Speech Capture and Digitization
Automatic Speech-to-Text conversion typically follows four key steps, including speech production, its capture by a microphone, an analog-to-digital conversion and finally the application of automatic speech recognition algorithm. Here, we discuss the process of converting voice waves into a digital format usable by computers.
As presented in a previous post, voice spreads through the air in the shape of acoustic waves perceivable as pressure changes. By producing specific vibrations for each sound of a language, voice can encode and transmit speech messages towards interlocutors. Computers have no ears, and manipulate binary data made of zeros and ones. Hence, the challenge of speech digitization is first to capture pressure variations created by voice, and then convert them into digital values, with a minimum loss of the initial spoken information.
A microphone is an energy converter based on the coupling between a mechanical system and an electrical circuit. In practice, the microphone membrane vibrates with the variations of pressure, and this motion is printed on an analog electrical signal available at the output of the device.
All microphones do not capture sounds in the same manner, and according to their design, they may have issues vibrating at some speeds. The electrical circuit may as well introduce noises in the recording. In all cases, the frequency response diagram provided by manufacturers can help to check the performance of your microphone. Especially for speech recording, it should not significantly alter voice frequencies between 40Hz and 8kHz.
Some microphones are designed to capture sounds coming from one single direction, and others are sensitive in all directions of space. The directivity of your microphone must be considered especially if you are recording in a slightly noisy environment. Indeed, microphones do not make differences between voice, surrounding noises and their reverberations. So, to improve the quality of your recording, instead of speaking loudly, try to get closer from the microphone. In that way the input level of the voice will remain much larger than the level of any other captured noise. Take care, however, being closer from the microphone also increases the risk of saturating the output signal, causing an irremediable degradation of your recording.
Directivity diagram of a cardioid microphone[/caption]
The electrical signal provided by the microphone is not yet usable by the computer and requires an analog-to-digital conversion.
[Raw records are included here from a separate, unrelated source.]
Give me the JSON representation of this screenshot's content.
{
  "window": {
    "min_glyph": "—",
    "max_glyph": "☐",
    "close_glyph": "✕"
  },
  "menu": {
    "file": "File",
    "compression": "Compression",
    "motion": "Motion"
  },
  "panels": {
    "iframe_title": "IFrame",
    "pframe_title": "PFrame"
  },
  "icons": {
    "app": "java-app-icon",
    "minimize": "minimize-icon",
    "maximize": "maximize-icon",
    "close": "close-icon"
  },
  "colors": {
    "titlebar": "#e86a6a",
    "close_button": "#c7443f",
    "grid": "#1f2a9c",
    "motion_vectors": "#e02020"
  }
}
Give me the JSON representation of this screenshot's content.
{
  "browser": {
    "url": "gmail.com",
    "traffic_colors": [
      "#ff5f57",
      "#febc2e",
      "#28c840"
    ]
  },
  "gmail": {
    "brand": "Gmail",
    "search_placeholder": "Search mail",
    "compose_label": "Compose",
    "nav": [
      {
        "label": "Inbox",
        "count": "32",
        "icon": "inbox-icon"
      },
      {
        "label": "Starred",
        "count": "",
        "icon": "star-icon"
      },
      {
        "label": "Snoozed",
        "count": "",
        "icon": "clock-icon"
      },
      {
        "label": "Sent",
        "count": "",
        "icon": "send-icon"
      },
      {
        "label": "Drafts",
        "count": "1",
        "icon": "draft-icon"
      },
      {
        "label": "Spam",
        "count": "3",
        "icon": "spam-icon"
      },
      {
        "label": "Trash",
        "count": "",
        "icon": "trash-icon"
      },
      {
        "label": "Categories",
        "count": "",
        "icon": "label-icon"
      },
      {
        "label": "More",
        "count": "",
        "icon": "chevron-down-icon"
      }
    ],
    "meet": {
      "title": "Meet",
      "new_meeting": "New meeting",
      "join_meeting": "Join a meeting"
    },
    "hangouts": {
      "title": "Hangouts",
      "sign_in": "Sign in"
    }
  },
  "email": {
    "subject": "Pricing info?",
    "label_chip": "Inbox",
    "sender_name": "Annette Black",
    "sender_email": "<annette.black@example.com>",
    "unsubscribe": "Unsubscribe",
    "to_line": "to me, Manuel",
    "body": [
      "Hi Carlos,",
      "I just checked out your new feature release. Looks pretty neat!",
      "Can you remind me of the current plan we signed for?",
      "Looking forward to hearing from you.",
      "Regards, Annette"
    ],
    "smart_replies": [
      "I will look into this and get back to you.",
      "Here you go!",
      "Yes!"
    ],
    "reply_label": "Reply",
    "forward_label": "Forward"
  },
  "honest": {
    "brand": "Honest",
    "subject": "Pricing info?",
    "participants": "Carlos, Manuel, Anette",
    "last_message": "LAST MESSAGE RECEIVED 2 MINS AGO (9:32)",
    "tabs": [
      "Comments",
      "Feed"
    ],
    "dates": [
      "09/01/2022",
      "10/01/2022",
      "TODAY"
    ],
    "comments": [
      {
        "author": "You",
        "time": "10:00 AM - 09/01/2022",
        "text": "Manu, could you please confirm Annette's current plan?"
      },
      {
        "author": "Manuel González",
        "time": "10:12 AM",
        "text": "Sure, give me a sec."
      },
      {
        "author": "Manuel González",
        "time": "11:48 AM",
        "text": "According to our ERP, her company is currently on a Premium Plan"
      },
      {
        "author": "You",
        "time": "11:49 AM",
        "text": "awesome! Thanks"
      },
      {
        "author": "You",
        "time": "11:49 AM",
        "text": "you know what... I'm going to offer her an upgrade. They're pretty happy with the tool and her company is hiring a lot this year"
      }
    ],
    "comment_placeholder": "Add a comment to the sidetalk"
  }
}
The analog-to-digital converter is an electronic device observing a variable analog electrical signal at its input, and producing a digital representation of the variation of the signal at its outputs. This conversion is usually done by the sound card of a computer and the digital data are stored as a file on a hard drive.
During a first step, a track-and-hold circuit looks at the evolution of the amplitude of the input signal, and at constant time intervals, blocks the signal to this value.
This process, named sampling, is just like picking up values of the electrical input signal provided by the microphone at regular time intervals. For speech signals, frequencies can reach 8 kHz, and according to Shannon’s theorem, sampling must be done at least 16,000 times per second, which means at sampling frequency equal to 16kHz.
In a second time, the values blocked at the the previous step are converted into binary words. This operation, performed by a digital quantifier, inevitably adds a measurement error called the quantization noise. The resolution of the digital conversion is limited by the number of bits available to encode the output signal into sequences of zeros and ones. For speech recordings, a resolution on 16 bits generally causes an acceptable quantization error and does not affect significantly performances of automatic speech transcription systems.
Compression in mp3
The MPEG Layer 3 codec, also known as mp3, is a lossy compression algorithm used to reduce the size of audio files at least with a factor of 10. Several studies have already shown that the performance of automatic speech recognition systems are not significantly affected by the mp3 compression. Nevertheless, before compression, the files must have been digitalized with at least a 16kHz sampling frequency and be coded on at least 16-bit resolution. The bitrate value used to adjust the quality of the mp3 conversion must also be higher than 32 kilobits per second.
Thanks for your attention!
How is a computer program converting speech to text?
This is the question we will continue to develop on the Authot’s blog this summer.
Authôt : You speak. We write.